Navy veterans may be able to take legal action against asbestos manufacturers if their asbestos exposure can be traced back to a specific manufacturer. An attorney can assist you in determining which types of compensation you may be eligible for. Additionally, legal action against asbestos manufacturers is entirely separate from the VA benefits process, and should not affect your eligibility unless you are receiving a VA pension due to low-income status.

Asbestos Trust Funds

Because so many mesothelioma lawsuits have been filed in recent years, many asbestos manufacturers have organized asbestos trust funds which hold money to be accessed by victims of asbestos exposure. These funds are usually offered as settlement money in exchange for a promise not to sue the company, and they can sometimes be accessed without filing a lawsuit. There are more than 100 asbestos trust funds in the United States today, and each has its own requirements and procedures for accessing funding. A mesothelioma attorney can assist you in determining whether you may be able to access an asbestos trust fund.

Lawsuits and Settlements

Sometimes, a lawsuit needs to be filed to access a trust fund. Otherwise, if a mesothelioma victim is not eligible to access an asbestos trust fund, they may be able to file a personal injury lawsuit against the manufacturer directly. In filing such a lawsuit, victims may be able to obtain a settlement or a jury verdict entitling them to compensation from an asbestos manufacturer.

Get in Touch With a Mesothelioma Lawyer

Our team understands the devastating nature of mesothelioma, and we understand the need to ensure that our veterans are taken care of. We’re committed to assisting Navy veterans and their families in accessing as much compensation that they may be entitled to receive.

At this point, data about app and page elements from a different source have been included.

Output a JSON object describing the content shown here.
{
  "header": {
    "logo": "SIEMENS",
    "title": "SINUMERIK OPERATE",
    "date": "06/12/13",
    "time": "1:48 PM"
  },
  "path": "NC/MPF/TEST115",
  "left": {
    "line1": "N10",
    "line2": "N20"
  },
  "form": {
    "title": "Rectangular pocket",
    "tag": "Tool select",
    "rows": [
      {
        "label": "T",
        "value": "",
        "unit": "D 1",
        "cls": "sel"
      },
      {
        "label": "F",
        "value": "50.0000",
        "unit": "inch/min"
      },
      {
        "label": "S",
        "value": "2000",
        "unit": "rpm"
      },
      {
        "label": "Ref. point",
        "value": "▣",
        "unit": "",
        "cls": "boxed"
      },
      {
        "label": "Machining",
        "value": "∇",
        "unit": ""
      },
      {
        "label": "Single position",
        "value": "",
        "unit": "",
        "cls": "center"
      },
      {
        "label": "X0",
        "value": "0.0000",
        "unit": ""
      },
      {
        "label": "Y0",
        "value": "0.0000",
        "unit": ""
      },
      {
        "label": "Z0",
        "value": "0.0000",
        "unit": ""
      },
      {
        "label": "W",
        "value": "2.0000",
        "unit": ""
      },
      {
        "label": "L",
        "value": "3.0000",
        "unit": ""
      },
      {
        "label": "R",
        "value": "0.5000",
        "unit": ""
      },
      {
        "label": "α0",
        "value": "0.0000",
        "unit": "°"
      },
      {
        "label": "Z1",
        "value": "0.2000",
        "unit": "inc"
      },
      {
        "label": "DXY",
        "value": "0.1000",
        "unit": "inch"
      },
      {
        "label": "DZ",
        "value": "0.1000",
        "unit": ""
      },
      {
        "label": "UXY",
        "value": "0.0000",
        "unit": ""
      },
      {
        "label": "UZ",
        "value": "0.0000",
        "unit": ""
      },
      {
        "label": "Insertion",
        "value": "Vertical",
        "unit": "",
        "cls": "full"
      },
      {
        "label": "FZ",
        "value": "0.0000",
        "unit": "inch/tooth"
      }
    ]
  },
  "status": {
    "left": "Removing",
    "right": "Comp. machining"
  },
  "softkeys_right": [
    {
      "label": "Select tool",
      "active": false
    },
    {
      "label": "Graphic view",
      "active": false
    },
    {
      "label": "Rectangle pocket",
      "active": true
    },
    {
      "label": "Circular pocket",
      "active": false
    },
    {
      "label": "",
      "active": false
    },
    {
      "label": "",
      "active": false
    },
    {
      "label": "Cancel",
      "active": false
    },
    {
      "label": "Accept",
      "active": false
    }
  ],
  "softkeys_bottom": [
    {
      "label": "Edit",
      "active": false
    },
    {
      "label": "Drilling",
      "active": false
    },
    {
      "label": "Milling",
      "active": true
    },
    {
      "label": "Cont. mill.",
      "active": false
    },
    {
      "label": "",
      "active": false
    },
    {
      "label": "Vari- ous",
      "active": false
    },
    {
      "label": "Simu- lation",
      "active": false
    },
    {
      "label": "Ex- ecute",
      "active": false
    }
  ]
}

To get started with your prospective claims for compensation, contact our office today to set up a free consultation with a member of our team.